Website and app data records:

------------------------------------------------------------------------

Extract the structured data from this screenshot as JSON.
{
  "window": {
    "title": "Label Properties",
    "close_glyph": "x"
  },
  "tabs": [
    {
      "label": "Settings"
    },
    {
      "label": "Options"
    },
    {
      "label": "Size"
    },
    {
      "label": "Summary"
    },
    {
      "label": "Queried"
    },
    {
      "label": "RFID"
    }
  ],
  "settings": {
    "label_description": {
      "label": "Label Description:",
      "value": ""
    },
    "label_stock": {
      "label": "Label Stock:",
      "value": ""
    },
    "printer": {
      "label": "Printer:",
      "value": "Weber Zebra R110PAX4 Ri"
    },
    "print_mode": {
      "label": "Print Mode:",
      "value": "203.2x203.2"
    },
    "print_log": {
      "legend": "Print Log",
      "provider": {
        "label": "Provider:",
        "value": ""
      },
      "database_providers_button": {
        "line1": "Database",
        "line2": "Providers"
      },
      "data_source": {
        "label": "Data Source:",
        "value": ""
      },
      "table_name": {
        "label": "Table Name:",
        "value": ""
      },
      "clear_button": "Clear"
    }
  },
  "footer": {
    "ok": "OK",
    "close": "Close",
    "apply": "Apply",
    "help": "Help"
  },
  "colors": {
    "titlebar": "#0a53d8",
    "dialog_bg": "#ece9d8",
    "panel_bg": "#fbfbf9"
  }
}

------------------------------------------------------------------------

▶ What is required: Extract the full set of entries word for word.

▶ Answer space:
Extract the structured data from this screenshot as JSON.
{
  "window": {
    "title": "Label Properties",
    "close_glyph": "x"
  },
  "tabs": [
    {
      "label": "Settings"
    },
    {
      "label": "Options"
    },
    {
      "label": "Size"
    },
    {
      "label": "Summary"
    },
    {
      "label": "Queried"
    },
    {
      "label": "RFID"
    }
  ],
  "settings": {
    "label_description": {
      "label": "Label Description:",
      "value": ""
    },
    "label_stock": {
      "label": "Label Stock:",
      "value": ""
    },
    "printer": {
      "label": "Printer:",
      "value": "Weber Zebra R110PAX4 Ri"
    },
    "print_mode": {
      "label": "Print Mode:",
      "value": "203.2x203.2"
    },
    "print_log": {
      "legend": "Print Log",
      "provider": {
        "label": "Provider:",
        "value": ""
      },
      "database_providers_button": {
        "line1": "Database",
        "line2": "Providers"
      },
      "data_source": {
        "label": "Data Source:",
        "value": ""
      },
      "table_name": {
        "label": "Table Name:",
        "value": ""
      },
      "clear_button": "Clear"
    }
  },
  "footer": {
    "ok": "OK",
    "close": "Close",
    "apply": "Apply",
    "help": "Help"
  },
  "colors": {
    "titlebar": "#0a53d8",
    "dialog_bg": "#ece9d8",
    "panel_bg": "#fbfbf9"
  }
}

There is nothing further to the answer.